That the S1000RR is searingly fast goes without saying. As well as having a top speed of close to 190mph it has stupendous acceleration and very strong midrange response, which contributes to its remarkably rider-friendly roadgoing performance. So does the Sport’s traction control system, which is easily adjustable and operates very smoothly and unobtrusively. The gearbox quick-shifter works in both directions through the six-speed box, and is a joy to use on both road and track.
Chassis performance manages to combine pin-sharp racetrack steering with excellent roadgoing manners and even a respectable level of comfort. The Dynamic Pro semi-active system means that suspension damping rates can be tuned with the press of a handlebar button, instantly coping with the change from smooth track to bumpy street. The RR is an uncompromising sports machine but it’s reasonably roomy and sufficiently comfortable to cope with long distances.
Mpg, running costs and reliability 3.8/5
Nobody buys a 200bhp superbike expecting it to be cheap to run, but the S1000RR is respectably economical given its vast performance. Owners typically see mpg averages in the low 40s, giving range of 150-plus miles from the 17.5-litre tank, though inevitably consumption increases dramatically with hard use, especially on track. Most owners opt for an annual service after riding up to 5000 miles; a valvegear check is due at 18,000 miles. Fat, sticky tyres are an inevitable expense, especially for heavy-wristed riders.
Reliability is generally very good, though early RRs gave a few problems, especially when used on track, notably with gearboxes, valve retainers and connecting rod bolts. A rattle from the exhaust could mean a broken exhaust valve, a fairly common problem. The early model’s switchgear was also fragile but the BMW’s sophisticated electronic rider aids have proven very dependable.
Design, practicality and build quality 4.6/5
The S1000RR is unmistakable, at least from the front, thanks to the trademark asymmetrical glare provided by its different shaped and sized twin headlights. The second-generation RR, introduced in 2015, is most easily distinguishable by its reversed face, which has the smaller main beam lens on the left and larger dip on the right.

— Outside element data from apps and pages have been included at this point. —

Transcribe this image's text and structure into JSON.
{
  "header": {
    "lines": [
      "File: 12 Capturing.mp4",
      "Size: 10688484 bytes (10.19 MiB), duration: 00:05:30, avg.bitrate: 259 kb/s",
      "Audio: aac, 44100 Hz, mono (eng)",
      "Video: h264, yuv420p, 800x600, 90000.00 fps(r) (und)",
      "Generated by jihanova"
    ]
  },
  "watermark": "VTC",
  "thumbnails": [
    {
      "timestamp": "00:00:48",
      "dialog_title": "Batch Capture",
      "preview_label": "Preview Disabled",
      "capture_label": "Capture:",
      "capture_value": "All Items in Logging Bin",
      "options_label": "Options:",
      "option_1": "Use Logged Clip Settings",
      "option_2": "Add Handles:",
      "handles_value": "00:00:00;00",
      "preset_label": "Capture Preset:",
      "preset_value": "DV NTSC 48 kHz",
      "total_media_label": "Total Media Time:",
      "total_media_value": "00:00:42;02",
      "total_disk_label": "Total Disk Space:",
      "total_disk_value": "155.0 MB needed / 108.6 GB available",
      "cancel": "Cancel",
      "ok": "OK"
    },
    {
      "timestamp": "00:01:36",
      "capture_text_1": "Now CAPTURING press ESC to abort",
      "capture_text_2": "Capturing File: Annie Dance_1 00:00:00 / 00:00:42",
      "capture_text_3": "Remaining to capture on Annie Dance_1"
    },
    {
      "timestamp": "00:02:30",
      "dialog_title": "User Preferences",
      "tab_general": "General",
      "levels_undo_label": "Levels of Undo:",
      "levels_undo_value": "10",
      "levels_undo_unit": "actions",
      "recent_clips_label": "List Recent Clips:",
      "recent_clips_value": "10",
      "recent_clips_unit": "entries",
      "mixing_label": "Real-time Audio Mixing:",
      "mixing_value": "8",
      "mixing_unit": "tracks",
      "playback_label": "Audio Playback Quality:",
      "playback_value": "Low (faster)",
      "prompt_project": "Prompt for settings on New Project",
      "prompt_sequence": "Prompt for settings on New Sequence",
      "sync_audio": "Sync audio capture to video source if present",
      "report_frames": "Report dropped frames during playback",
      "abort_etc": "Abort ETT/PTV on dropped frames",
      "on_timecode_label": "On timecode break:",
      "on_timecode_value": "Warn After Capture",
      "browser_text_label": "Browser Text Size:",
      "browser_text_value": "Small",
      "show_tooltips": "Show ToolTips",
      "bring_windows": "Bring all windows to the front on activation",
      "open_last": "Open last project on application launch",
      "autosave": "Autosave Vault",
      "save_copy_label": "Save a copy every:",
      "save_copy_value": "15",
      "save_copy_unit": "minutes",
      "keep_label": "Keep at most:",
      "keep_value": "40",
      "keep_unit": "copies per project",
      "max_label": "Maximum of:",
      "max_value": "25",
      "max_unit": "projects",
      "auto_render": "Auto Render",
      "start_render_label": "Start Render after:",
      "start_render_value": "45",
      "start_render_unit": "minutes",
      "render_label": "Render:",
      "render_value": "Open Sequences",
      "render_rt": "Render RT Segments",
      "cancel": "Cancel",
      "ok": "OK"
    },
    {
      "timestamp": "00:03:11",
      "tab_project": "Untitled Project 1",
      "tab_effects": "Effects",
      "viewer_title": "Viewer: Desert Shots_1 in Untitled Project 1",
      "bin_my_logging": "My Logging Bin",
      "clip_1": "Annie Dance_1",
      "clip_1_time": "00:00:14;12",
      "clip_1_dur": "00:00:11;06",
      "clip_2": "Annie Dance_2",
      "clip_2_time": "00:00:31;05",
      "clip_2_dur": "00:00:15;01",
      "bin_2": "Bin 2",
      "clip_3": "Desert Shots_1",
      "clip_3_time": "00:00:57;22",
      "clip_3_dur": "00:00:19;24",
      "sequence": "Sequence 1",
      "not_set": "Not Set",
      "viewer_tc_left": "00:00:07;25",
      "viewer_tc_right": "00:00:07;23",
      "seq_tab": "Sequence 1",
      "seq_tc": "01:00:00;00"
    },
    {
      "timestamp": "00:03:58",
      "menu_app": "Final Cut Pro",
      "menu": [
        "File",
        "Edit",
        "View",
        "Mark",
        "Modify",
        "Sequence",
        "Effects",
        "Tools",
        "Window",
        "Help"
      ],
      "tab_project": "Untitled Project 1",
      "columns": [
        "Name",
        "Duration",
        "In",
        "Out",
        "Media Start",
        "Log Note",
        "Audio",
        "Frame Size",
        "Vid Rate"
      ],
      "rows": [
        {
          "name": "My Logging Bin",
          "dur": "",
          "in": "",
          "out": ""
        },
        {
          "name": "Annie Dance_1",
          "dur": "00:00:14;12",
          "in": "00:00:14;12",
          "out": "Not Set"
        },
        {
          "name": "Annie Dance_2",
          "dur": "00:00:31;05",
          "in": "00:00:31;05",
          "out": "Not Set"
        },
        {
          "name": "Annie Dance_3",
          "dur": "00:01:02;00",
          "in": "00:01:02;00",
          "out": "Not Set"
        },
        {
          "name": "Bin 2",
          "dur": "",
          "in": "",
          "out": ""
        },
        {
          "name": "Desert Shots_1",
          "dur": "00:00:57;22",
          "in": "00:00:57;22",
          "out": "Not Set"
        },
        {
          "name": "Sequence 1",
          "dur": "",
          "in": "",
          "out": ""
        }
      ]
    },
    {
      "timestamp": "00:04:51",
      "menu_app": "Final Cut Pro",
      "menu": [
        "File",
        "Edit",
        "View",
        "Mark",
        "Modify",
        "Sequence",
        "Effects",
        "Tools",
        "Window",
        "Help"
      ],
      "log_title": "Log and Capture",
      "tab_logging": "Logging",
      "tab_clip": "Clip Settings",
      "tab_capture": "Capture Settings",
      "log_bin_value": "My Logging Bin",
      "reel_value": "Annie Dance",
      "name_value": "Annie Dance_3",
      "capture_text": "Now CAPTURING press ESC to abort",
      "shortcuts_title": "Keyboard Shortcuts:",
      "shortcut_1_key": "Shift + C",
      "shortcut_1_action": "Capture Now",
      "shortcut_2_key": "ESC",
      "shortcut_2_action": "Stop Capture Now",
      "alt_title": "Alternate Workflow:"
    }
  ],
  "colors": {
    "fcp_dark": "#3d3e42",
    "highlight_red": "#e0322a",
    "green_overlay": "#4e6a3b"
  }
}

There’s plenty of quality in evidence from the rider’s seat, including a high-tech instrument console that displays actual and maximum lean angle, acceleration rates and more. For circuit use there’s a launch control, useful only when racing, plus a pit-lane speed limiter. This can also be deployed for entertainment on the road, where the optional heated grips and cruise control are likely to prove more useful.
Build quality is reasonable but not outstanding, and a hard-used RR requires regular attention if corrosion of its alloy parts is to be prevented. Vulnerable points include the engine’s sump, which is inaccessible and prone to rotting if ignored. But that is one minor flaw of a model that established a stellar reputation almost instantly following its launch in 2010, and has remained among motorcycling’s fastest and finest ever since.
Key specs and dimensions
BMW S1000RR Sport
£14,930 (standard S1000RR £13,950)
999cc dohc liquid-cooled four
199bhp @ 13,500rpm
113N.m @ 10,500rpm
46mm telescopic forks, single rear shock. Semi-active adjustment
Twin 320 discs front, 220mm disc rear